In our wonderful, whimsical, walkable Sugar House, among my favorite things to discover are the take-a-book leave-a-book boxes known as Little Free Libraries. These are small, sidewalk adjacent book houses eagerly waiting to share their contents with a passerby. They may be simple or elaborate, small or roomy, no-nonsense or fanciful. They may reflect the personality of their caretaker, or simply be a box of books.
Most (but not all) little libraries are registered with littlefreelibrary.org, a nonprofit organization dedicated to increasing access to books and building community connections in the process. There are more than 100,000 nationwide.
I chose to register mine as the Wee Free Library after the Terry Pratchett book The Wee Free Men, and have painted Wee Free Men on the sides. I set up my library as an outlet for some of the many books that seem to follow me home from my compulsive buying sprees. I collect some and sell some, but offering books for free to the right home just feels good.
There are a variety of Little Library designs, including a rabbit hutch, a garden box, matching colors, mini-me’s, and many that are simply attractive and enticing.
Although books are the main draw, one might also think of these little libraries as tiny community centers. They are a great place to strike up a conversation with a fellow saunterer or the steward of the library. I like to ambush anyone who stops by at mine and compliment them on their obviously excellent taste in reading. Not really. I’m shy and … um … bookish.
In addition to finding libraries at private homes, you can find them in public spaces, in front of, or even inside, places of business. For example, one is inside Tracy Aviary and another just inside Sugar House Coffee was placed there by a Girl Scout troop.
Further afield, I have seen them along the Jordan River Trail. Those were set up by a local elementary school. The conspicuous book house at the Liberty Wells Community Garden is not only a lure for readers, but a perfect advertisement for the garden.

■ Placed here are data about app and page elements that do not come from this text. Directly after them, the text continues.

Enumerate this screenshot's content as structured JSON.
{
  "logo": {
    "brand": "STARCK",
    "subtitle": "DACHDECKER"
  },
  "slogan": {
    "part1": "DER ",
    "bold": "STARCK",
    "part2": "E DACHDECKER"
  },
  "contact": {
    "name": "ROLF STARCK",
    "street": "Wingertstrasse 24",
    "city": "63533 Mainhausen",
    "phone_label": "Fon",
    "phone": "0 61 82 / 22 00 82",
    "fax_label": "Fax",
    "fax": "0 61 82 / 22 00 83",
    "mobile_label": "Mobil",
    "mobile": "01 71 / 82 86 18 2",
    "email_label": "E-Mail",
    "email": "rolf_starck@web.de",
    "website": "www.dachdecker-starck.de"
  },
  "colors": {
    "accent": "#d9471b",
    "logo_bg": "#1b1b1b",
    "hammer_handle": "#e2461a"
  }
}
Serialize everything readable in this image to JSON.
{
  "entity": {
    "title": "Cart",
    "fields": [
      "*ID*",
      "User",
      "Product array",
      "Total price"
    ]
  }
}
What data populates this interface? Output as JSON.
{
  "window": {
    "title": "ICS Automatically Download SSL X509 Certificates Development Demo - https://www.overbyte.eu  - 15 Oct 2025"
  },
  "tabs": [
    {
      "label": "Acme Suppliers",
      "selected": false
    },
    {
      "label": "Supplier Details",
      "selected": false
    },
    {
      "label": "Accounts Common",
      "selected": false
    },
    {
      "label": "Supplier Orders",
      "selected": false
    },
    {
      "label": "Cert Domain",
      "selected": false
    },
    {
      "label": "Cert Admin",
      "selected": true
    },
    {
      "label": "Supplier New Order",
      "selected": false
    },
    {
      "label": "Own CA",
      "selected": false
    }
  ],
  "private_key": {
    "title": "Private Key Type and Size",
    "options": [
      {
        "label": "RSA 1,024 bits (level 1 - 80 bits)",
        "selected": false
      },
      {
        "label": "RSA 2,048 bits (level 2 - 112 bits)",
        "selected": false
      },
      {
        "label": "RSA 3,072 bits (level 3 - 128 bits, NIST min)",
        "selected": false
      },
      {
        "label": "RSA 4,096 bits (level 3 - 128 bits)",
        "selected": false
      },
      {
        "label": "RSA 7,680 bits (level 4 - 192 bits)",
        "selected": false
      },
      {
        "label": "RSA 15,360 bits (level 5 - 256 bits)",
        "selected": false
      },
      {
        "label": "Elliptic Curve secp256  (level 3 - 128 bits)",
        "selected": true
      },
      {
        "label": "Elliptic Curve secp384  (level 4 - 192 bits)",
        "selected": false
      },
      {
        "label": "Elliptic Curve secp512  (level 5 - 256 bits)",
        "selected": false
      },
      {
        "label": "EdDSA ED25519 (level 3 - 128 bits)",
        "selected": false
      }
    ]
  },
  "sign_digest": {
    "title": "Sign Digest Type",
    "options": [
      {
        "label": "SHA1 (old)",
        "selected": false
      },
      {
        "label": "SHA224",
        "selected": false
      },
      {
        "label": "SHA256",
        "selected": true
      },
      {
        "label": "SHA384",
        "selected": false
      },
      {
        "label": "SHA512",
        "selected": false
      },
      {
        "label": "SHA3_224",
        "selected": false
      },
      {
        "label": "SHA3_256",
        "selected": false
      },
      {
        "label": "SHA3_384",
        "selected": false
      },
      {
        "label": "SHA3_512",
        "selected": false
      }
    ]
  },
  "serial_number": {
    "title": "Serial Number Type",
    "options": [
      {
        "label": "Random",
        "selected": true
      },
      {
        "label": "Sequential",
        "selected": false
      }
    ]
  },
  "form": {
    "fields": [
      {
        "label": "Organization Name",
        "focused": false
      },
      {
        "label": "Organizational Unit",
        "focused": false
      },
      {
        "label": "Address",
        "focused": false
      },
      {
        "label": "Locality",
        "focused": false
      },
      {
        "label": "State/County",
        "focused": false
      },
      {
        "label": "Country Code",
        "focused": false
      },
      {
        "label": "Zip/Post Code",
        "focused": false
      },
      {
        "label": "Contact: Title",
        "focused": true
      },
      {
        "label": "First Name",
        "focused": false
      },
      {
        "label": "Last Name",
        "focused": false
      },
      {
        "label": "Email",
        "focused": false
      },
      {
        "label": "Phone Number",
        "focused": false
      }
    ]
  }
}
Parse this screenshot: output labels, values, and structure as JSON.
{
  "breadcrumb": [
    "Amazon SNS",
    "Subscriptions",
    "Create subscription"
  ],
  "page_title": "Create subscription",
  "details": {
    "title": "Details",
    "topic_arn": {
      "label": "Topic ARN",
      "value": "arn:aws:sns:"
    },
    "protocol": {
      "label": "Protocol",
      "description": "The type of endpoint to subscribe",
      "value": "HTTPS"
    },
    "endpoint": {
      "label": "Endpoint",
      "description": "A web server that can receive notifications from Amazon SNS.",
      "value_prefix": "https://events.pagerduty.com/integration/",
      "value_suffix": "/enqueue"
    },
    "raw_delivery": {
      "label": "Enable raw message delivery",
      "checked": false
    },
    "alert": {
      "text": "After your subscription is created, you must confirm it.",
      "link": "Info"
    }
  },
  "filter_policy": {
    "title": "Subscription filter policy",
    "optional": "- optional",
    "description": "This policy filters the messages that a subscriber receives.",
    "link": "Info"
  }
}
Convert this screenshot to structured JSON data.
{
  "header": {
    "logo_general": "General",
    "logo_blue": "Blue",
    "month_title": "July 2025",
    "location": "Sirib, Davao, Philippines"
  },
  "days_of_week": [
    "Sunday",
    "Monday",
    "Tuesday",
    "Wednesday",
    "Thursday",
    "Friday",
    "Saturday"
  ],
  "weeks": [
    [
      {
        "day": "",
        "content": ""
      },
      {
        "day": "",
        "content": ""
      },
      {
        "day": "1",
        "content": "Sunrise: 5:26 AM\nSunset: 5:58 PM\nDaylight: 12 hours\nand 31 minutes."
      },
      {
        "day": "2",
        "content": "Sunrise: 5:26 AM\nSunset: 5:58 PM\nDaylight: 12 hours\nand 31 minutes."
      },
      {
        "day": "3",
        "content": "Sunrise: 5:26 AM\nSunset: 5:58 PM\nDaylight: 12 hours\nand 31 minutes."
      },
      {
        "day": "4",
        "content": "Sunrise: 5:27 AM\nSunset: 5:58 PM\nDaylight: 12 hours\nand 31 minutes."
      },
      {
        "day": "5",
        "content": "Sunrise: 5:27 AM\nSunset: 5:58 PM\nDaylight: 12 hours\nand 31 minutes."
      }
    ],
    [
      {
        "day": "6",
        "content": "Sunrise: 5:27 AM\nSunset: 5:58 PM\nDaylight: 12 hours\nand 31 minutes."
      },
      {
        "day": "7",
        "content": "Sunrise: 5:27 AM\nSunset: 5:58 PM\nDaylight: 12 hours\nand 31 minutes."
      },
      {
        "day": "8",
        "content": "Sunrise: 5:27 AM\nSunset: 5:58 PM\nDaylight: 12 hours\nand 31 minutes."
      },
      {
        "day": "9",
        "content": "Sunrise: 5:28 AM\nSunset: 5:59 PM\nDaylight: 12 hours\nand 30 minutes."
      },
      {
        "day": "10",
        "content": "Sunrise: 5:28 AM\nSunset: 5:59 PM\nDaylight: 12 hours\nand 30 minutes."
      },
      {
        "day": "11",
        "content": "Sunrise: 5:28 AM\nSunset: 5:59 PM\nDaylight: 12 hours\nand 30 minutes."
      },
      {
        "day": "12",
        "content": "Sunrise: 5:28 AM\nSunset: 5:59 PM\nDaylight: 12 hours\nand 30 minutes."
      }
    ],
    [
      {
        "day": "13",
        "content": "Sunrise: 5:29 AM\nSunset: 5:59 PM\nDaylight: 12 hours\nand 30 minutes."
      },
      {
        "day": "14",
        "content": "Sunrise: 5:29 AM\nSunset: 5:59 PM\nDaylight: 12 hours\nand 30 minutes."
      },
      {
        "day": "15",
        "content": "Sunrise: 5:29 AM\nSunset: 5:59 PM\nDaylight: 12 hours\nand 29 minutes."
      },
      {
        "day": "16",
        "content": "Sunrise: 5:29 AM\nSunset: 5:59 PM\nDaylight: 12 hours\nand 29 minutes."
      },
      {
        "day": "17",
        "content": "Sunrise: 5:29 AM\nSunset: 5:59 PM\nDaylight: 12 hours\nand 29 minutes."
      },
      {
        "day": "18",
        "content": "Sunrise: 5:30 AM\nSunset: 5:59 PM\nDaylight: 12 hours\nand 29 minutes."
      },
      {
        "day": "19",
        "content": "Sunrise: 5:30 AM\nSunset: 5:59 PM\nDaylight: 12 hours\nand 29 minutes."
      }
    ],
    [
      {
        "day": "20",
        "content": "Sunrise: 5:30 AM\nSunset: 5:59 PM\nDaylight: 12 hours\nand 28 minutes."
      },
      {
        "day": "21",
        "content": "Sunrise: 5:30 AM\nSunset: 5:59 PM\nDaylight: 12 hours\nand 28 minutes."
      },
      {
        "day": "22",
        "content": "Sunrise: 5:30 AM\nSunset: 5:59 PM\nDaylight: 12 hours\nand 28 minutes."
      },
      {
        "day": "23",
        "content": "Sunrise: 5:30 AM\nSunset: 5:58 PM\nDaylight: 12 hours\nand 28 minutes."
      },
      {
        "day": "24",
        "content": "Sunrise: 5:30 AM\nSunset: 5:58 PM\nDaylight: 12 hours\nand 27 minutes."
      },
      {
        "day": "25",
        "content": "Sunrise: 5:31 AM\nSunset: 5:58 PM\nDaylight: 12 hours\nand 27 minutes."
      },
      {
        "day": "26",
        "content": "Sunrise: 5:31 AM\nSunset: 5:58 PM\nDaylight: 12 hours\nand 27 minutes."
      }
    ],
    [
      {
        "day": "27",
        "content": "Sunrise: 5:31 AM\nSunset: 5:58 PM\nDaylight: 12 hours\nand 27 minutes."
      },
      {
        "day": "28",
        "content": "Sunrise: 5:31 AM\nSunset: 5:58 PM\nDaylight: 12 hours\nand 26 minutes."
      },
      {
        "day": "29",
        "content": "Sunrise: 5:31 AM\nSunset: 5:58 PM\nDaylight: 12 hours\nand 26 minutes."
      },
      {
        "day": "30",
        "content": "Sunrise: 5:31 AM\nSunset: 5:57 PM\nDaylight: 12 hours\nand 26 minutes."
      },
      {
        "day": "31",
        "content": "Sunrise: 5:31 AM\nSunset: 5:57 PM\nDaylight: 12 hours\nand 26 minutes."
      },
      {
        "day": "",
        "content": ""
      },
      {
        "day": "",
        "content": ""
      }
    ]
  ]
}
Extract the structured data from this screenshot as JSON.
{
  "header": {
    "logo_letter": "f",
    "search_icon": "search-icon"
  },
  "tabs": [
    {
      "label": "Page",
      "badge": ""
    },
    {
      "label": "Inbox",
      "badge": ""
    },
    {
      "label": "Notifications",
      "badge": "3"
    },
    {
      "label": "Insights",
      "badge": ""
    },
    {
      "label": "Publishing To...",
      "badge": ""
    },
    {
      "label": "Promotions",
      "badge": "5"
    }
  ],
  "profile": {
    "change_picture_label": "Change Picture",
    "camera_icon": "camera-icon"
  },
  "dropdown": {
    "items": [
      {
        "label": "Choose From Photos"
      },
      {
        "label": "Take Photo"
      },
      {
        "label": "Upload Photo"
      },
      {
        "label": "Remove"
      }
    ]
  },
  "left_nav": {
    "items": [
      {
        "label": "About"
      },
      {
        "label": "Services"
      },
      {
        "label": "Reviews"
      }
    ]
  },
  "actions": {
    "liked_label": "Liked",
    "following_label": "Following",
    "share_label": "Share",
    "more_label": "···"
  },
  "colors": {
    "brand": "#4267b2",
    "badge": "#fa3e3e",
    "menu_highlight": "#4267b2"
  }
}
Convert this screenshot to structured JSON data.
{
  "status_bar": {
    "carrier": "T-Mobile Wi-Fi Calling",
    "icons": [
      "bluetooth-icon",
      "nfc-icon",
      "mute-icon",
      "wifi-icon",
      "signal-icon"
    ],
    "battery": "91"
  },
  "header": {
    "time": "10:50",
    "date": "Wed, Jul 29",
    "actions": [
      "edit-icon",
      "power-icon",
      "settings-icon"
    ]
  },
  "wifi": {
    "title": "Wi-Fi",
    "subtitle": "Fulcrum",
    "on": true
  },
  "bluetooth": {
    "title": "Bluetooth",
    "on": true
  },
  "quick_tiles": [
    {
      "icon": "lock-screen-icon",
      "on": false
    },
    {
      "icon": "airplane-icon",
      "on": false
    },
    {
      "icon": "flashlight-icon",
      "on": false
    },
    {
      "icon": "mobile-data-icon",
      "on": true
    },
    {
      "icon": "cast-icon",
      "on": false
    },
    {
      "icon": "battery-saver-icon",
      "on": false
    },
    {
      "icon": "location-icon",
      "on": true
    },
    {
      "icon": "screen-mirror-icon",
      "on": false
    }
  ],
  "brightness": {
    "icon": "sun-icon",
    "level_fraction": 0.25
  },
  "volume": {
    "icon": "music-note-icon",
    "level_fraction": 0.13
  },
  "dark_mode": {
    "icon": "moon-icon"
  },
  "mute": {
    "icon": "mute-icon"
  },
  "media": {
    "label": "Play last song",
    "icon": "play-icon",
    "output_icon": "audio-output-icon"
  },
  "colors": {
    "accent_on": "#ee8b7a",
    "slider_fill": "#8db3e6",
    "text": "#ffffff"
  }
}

Books are not the only things shared through this project. You can find games, puzzles, toys, seeds, masks, canned goods and more! You get the idea. Now take this map, and go find the treasure!